■ **Problem details**
Go through the lines of the material and count the ones with the word "screenshot". Give that count alone.

■ **Task inputs**

········

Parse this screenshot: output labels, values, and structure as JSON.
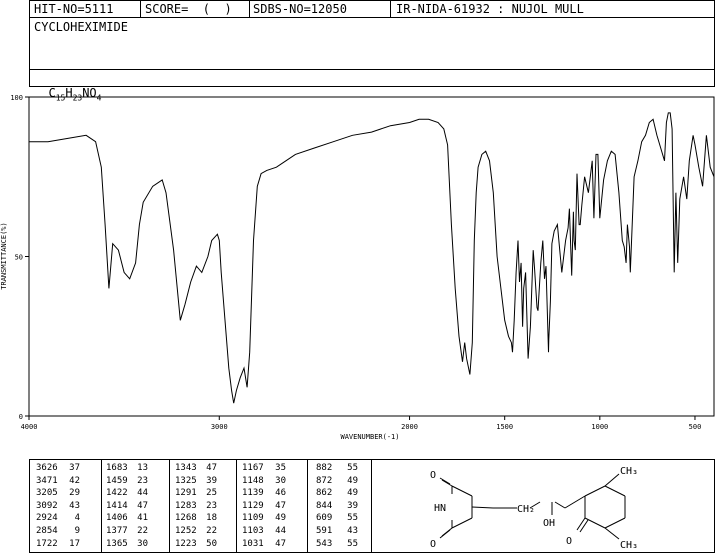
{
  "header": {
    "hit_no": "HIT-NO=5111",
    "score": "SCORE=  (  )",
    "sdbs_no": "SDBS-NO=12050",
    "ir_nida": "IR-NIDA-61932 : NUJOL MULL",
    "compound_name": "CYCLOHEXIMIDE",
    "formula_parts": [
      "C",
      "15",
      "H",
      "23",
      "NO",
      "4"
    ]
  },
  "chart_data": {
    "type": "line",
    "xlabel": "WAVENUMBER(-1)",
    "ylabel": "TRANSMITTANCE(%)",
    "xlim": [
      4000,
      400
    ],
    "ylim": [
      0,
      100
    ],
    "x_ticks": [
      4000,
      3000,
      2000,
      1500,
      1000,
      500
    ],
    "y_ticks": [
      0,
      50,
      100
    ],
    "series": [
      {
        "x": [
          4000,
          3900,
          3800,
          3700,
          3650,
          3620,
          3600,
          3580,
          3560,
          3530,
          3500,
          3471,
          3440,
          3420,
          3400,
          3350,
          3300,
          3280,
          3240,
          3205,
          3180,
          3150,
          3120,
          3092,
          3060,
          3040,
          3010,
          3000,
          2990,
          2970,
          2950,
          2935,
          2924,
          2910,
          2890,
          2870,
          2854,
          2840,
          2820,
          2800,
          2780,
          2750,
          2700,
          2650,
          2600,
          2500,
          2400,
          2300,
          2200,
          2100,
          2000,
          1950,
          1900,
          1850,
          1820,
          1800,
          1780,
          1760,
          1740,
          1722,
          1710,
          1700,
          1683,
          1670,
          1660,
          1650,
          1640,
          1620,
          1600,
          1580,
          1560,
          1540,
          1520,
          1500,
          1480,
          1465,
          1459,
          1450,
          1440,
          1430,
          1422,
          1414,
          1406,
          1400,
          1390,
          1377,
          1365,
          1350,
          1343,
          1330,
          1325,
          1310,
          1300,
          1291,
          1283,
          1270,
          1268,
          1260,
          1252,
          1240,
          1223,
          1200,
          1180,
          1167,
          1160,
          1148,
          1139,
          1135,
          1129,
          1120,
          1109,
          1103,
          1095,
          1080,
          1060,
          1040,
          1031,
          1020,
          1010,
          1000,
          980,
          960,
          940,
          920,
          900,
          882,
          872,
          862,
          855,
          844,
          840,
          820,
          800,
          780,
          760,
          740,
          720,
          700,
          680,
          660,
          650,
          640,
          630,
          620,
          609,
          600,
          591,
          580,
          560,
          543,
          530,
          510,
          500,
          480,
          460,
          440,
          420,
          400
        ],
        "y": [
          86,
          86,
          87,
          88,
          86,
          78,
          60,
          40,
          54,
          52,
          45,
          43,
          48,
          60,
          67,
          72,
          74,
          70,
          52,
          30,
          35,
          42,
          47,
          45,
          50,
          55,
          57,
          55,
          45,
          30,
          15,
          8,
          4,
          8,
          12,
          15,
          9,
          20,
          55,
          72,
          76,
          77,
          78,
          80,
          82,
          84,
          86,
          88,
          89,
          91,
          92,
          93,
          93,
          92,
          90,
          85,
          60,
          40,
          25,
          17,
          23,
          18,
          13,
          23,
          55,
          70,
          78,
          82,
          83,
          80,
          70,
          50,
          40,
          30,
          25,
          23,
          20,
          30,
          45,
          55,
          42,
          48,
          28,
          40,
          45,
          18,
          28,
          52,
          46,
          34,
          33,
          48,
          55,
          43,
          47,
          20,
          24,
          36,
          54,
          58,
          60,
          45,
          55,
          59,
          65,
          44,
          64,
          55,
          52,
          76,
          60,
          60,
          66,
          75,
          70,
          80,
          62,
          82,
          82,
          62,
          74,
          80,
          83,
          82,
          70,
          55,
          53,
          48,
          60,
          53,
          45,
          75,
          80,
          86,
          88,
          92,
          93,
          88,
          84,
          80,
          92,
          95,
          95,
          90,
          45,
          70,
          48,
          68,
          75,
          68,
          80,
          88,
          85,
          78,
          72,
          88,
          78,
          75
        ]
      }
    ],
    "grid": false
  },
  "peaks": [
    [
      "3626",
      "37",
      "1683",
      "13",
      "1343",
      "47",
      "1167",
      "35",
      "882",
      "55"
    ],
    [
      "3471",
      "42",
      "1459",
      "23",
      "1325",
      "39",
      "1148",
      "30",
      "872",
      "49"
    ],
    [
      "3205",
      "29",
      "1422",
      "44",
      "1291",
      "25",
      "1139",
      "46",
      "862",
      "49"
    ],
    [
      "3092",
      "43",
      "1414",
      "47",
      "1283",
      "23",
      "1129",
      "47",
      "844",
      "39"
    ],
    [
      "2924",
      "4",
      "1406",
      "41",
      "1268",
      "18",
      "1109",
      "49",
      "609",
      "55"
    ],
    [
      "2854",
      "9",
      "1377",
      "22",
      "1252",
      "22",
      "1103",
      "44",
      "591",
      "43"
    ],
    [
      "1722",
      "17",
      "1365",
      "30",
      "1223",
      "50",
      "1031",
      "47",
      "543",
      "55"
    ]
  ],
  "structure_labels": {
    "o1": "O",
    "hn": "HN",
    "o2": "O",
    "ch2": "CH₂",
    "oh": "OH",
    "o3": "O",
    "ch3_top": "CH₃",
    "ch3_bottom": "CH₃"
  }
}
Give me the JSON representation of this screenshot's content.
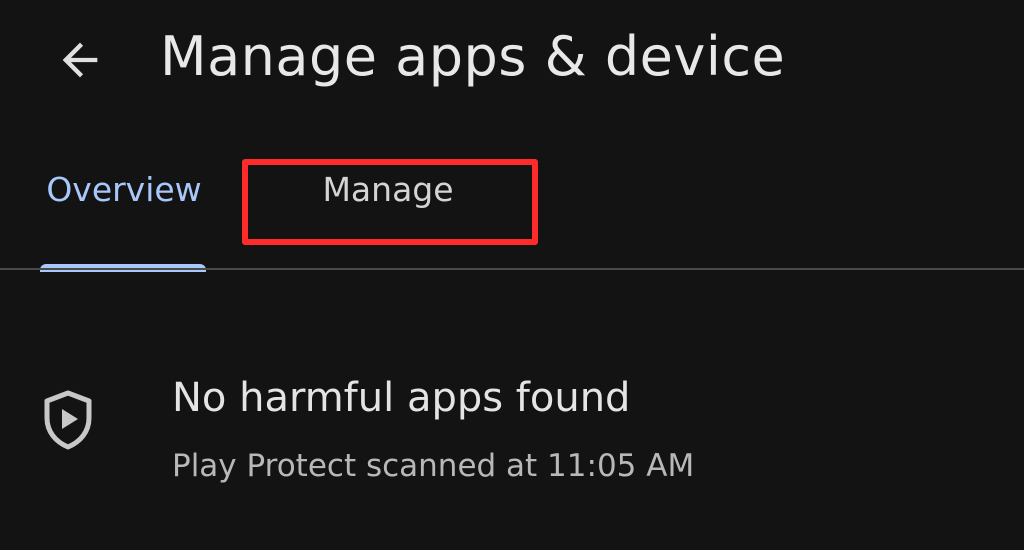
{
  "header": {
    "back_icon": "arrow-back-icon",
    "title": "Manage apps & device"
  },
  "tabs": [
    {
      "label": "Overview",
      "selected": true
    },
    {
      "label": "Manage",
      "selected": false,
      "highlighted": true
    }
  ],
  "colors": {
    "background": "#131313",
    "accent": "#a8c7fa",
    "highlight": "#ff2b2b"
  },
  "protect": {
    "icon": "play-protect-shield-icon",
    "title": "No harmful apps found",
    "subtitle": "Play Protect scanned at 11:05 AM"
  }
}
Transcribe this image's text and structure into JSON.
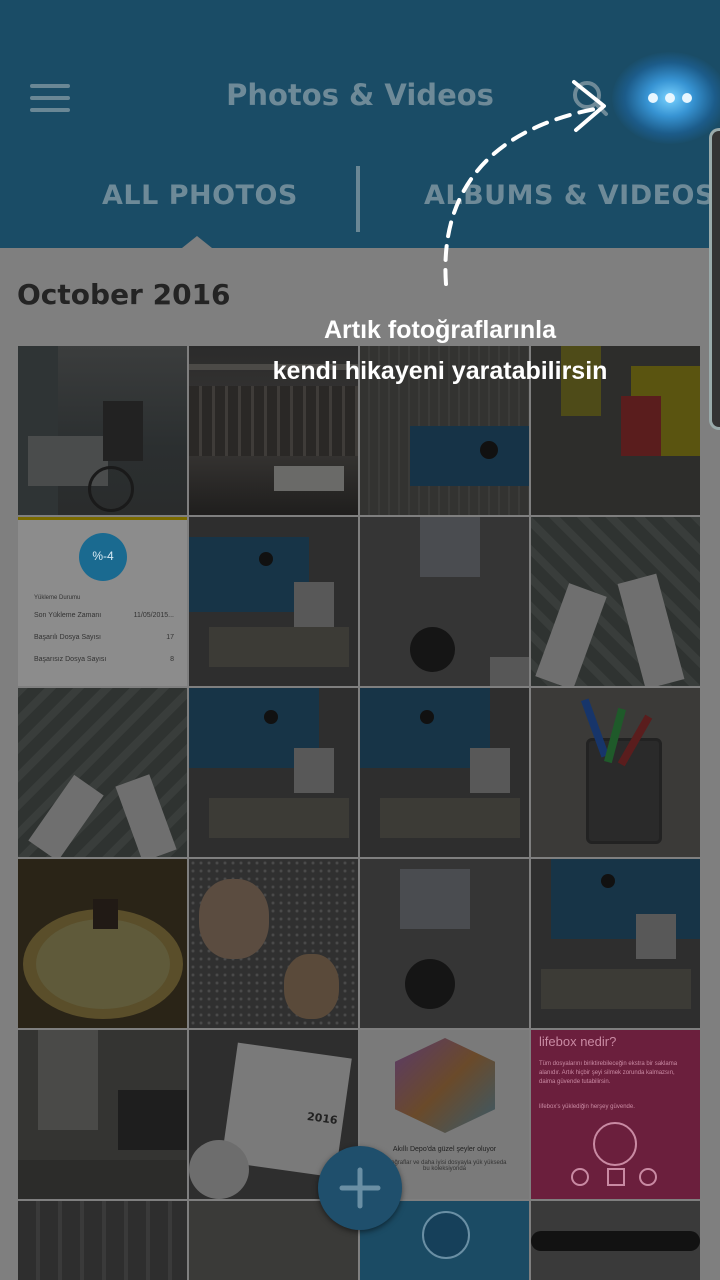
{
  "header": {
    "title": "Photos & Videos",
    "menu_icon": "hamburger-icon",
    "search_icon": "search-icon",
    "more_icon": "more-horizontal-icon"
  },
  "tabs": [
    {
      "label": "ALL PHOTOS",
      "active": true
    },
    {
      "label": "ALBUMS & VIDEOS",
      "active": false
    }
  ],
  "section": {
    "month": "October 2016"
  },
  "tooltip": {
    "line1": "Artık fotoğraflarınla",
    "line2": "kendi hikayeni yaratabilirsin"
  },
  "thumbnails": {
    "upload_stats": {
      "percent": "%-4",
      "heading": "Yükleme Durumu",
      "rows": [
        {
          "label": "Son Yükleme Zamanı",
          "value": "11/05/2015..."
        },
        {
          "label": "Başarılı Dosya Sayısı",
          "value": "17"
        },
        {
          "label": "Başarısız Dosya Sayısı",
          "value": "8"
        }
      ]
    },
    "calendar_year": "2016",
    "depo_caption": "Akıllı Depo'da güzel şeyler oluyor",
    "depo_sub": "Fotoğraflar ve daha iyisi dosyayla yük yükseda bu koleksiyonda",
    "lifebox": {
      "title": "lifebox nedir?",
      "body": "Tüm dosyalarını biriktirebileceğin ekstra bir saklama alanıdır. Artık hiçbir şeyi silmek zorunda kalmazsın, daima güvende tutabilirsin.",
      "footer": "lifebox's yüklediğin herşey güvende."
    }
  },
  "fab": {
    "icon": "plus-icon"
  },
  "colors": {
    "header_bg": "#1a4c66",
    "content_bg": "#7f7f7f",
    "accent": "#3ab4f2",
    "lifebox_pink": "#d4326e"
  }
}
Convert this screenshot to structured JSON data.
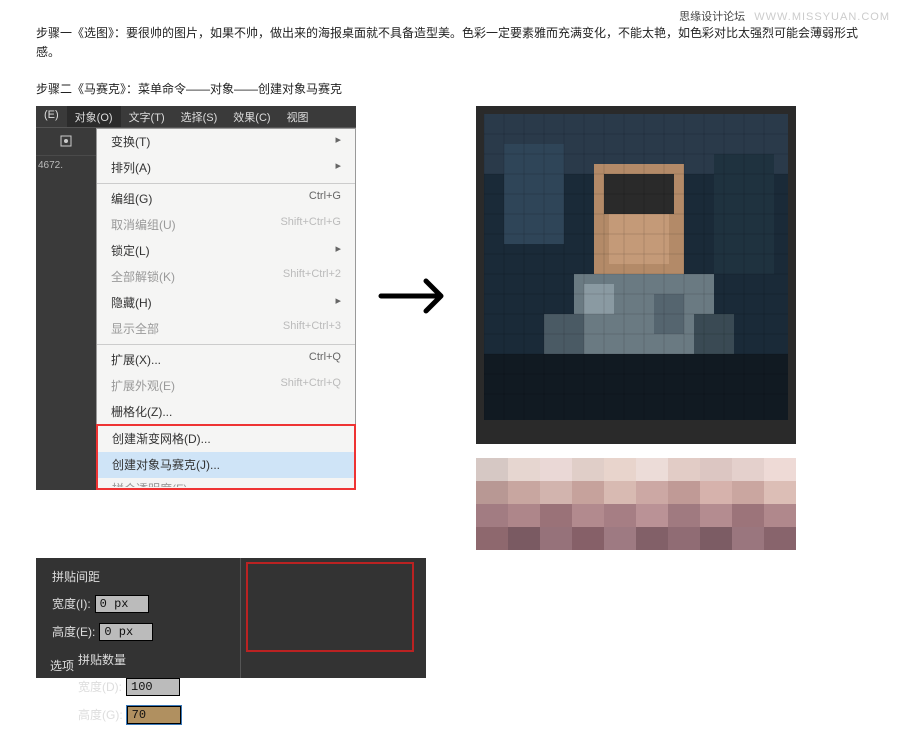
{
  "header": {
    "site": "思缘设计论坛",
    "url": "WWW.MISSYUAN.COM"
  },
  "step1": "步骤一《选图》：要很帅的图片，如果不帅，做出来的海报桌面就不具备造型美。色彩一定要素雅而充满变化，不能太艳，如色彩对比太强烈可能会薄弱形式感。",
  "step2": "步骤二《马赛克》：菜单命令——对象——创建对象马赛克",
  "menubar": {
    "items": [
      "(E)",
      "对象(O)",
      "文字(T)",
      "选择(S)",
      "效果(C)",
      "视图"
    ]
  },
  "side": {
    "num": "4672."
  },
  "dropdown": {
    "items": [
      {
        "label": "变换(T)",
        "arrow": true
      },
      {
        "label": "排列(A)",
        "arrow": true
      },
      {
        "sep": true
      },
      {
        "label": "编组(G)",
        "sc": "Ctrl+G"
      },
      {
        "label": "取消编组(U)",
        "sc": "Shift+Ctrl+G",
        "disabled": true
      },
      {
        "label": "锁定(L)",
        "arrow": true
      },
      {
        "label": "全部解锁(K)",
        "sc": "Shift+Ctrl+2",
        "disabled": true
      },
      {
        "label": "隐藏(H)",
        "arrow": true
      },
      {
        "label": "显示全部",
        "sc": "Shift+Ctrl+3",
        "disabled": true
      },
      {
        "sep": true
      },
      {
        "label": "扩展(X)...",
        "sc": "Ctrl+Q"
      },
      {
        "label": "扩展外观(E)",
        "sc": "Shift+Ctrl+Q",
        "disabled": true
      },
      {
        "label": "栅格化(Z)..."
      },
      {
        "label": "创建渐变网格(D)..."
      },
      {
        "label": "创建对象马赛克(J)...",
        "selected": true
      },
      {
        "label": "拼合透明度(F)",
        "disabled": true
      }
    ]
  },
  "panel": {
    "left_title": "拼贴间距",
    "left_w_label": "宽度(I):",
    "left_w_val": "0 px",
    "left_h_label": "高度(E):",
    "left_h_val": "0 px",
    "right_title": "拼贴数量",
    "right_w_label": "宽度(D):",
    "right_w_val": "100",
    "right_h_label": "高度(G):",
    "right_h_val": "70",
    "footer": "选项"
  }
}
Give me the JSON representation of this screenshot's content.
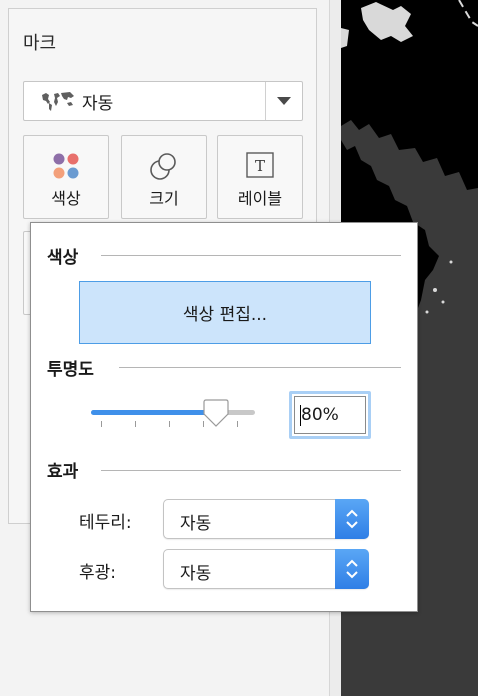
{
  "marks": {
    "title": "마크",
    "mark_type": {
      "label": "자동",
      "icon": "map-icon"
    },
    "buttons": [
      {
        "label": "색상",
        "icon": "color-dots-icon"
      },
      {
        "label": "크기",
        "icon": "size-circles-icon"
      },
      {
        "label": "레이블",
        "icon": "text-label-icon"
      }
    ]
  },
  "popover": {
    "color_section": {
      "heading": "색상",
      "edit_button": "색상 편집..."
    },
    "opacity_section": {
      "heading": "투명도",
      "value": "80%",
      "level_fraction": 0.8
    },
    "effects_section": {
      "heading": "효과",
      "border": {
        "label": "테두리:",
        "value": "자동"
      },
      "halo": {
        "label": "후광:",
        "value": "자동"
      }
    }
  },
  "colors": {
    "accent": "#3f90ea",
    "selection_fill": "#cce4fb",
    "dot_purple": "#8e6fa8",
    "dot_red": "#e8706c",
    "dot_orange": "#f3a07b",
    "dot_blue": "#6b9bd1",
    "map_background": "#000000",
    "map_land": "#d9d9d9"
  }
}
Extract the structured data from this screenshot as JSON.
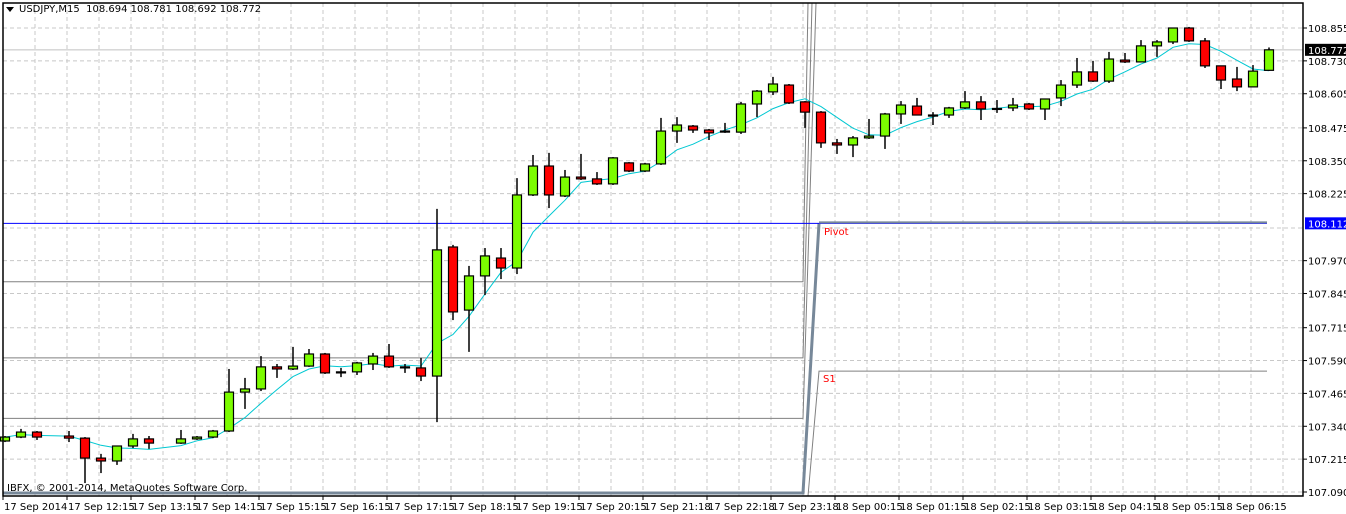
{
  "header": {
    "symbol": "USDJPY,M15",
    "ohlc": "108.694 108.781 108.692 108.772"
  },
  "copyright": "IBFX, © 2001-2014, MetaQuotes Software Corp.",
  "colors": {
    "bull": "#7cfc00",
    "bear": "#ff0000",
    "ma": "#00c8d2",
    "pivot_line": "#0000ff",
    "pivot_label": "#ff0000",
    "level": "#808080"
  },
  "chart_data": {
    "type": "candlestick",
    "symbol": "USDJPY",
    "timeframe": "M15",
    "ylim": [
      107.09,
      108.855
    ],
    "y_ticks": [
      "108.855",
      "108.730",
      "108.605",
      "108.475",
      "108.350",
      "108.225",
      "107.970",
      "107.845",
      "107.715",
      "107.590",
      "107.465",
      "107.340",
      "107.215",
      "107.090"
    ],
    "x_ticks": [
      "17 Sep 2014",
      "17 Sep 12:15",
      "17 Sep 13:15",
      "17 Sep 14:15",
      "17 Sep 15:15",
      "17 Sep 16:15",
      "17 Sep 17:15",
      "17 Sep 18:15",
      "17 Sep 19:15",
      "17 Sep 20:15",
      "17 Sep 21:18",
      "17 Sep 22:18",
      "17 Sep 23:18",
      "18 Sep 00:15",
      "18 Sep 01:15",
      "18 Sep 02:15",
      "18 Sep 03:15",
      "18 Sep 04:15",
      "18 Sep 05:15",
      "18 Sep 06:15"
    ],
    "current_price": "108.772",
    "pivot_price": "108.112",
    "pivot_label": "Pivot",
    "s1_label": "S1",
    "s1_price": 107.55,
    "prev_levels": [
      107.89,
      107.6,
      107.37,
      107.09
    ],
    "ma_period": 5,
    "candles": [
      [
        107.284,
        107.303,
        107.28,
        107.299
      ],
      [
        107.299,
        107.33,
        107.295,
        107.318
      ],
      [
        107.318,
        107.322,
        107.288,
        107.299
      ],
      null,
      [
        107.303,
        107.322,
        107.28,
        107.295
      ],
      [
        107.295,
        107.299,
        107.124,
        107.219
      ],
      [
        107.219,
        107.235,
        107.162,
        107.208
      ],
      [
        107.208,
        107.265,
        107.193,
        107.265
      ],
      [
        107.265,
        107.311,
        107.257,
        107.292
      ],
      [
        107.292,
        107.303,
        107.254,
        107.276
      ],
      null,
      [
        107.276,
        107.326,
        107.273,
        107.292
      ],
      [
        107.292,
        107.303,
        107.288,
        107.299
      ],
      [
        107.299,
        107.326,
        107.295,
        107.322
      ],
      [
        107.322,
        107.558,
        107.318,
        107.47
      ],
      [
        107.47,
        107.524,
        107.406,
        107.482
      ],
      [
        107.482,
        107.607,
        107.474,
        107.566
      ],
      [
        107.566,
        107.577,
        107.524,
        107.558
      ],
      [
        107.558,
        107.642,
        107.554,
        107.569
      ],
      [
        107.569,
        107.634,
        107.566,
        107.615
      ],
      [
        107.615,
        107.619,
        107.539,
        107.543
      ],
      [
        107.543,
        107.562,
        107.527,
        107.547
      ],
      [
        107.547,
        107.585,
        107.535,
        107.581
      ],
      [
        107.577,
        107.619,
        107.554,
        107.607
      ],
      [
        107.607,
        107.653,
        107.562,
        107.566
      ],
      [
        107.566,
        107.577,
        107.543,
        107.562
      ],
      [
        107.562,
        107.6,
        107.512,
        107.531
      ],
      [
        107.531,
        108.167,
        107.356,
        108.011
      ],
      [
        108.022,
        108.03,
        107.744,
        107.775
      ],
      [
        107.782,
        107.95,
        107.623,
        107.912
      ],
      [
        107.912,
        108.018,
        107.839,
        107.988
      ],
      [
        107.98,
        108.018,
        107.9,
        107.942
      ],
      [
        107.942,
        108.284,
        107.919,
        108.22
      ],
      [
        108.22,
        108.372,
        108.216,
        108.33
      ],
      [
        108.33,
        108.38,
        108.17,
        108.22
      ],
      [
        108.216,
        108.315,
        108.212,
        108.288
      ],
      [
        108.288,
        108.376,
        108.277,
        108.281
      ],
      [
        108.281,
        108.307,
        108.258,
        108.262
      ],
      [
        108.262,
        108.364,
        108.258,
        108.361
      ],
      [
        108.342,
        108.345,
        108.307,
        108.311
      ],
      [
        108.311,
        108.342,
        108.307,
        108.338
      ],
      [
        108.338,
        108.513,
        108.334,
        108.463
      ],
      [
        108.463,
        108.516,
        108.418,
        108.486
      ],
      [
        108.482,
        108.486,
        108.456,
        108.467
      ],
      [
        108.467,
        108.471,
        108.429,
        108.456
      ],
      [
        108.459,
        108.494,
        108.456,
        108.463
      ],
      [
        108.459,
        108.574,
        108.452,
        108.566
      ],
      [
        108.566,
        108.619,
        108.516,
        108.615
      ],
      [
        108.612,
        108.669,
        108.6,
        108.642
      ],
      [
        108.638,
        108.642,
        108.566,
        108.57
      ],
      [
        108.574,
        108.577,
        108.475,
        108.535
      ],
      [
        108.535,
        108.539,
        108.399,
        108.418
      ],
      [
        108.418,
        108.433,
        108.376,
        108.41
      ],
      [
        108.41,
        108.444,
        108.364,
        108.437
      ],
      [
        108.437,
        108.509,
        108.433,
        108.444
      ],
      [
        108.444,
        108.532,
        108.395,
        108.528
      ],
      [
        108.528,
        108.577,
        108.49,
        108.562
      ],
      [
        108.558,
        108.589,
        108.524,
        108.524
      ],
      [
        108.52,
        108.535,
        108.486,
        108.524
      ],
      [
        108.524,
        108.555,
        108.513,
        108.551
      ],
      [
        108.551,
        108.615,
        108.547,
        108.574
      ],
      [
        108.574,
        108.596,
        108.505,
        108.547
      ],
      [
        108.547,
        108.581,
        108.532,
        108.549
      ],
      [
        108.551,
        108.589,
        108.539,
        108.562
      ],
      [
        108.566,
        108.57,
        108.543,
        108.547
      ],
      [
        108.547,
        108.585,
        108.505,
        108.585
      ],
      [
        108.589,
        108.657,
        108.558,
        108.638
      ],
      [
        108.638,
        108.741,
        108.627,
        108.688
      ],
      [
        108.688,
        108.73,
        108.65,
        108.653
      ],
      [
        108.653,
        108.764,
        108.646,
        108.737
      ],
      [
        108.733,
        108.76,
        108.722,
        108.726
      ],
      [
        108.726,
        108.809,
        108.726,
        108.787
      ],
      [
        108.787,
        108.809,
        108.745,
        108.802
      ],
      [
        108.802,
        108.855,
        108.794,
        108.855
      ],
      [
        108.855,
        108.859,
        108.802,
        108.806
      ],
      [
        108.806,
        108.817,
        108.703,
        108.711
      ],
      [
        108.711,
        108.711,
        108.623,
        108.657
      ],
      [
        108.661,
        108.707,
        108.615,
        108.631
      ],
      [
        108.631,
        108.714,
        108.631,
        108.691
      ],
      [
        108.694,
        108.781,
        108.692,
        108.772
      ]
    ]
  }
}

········

■ **Solved problem**
5